[Items from an interface collection]

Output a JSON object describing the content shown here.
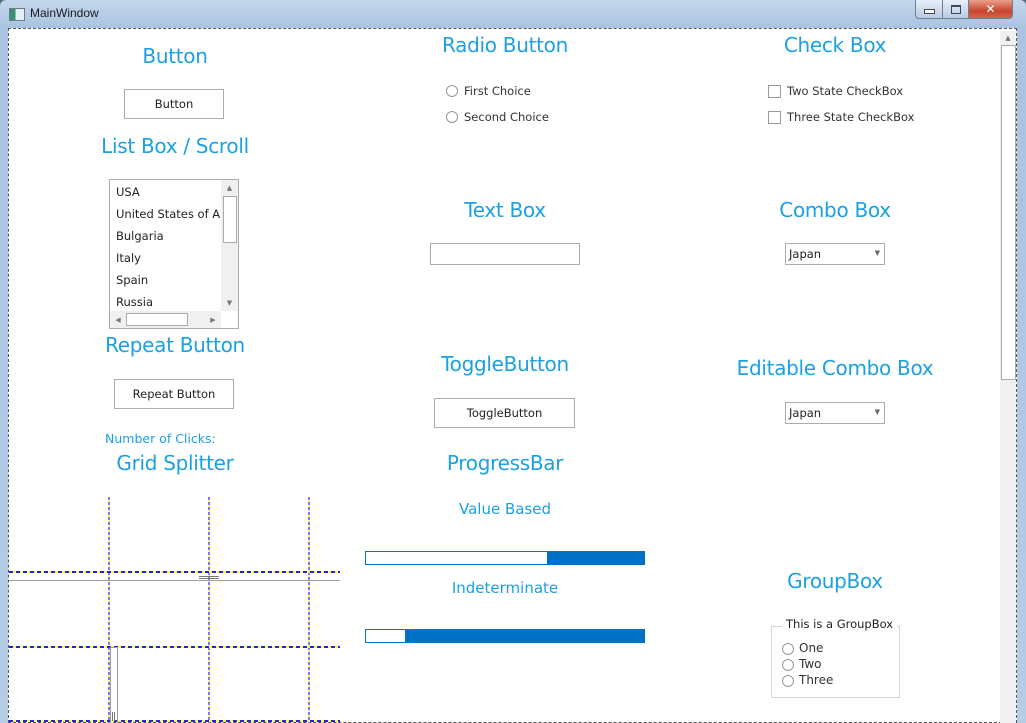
{
  "window": {
    "title": "MainWindow",
    "controls": {
      "minimize": "minimize-icon",
      "maximize": "maximize-icon",
      "close": "close-icon"
    }
  },
  "sections": {
    "button": {
      "heading": "Button",
      "button_label": "Button"
    },
    "listbox": {
      "heading": "List Box / Scroll",
      "items": [
        "USA",
        "United States of Am",
        "Bulgaria",
        "Italy",
        "Spain",
        "Russia"
      ]
    },
    "repeat_button": {
      "heading": "Repeat Button",
      "button_label": "Repeat Button",
      "clicks_label": "Number of Clicks:"
    },
    "grid_splitter": {
      "heading": "Grid Splitter"
    },
    "radio_button": {
      "heading": "Radio Button",
      "options": [
        "First Choice",
        "Second Choice"
      ]
    },
    "text_box": {
      "heading": "Text Box",
      "value": ""
    },
    "toggle_button": {
      "heading": "ToggleButton",
      "button_label": "ToggleButton"
    },
    "progress_bar": {
      "heading": "ProgressBar",
      "value_based_label": "Value Based",
      "indeterminate_label": "Indeterminate",
      "value_based_unfilled_fraction": 0.65,
      "indeterminate_gap_fraction": 0.14
    },
    "check_box": {
      "heading": "Check Box",
      "options": [
        "Two State CheckBox",
        "Three State CheckBox"
      ]
    },
    "combo_box": {
      "heading": "Combo Box",
      "selected": "Japan"
    },
    "editable_combo_box": {
      "heading": "Editable Combo Box",
      "selected": "Japan"
    },
    "group_box": {
      "heading": "GroupBox",
      "title": "This is a GroupBox",
      "options": [
        "One",
        "Two",
        "Three"
      ]
    }
  },
  "colors": {
    "accent": "#1ba1e2",
    "progress": "#0072c6"
  }
}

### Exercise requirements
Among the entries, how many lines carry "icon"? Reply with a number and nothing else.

### Written answer
3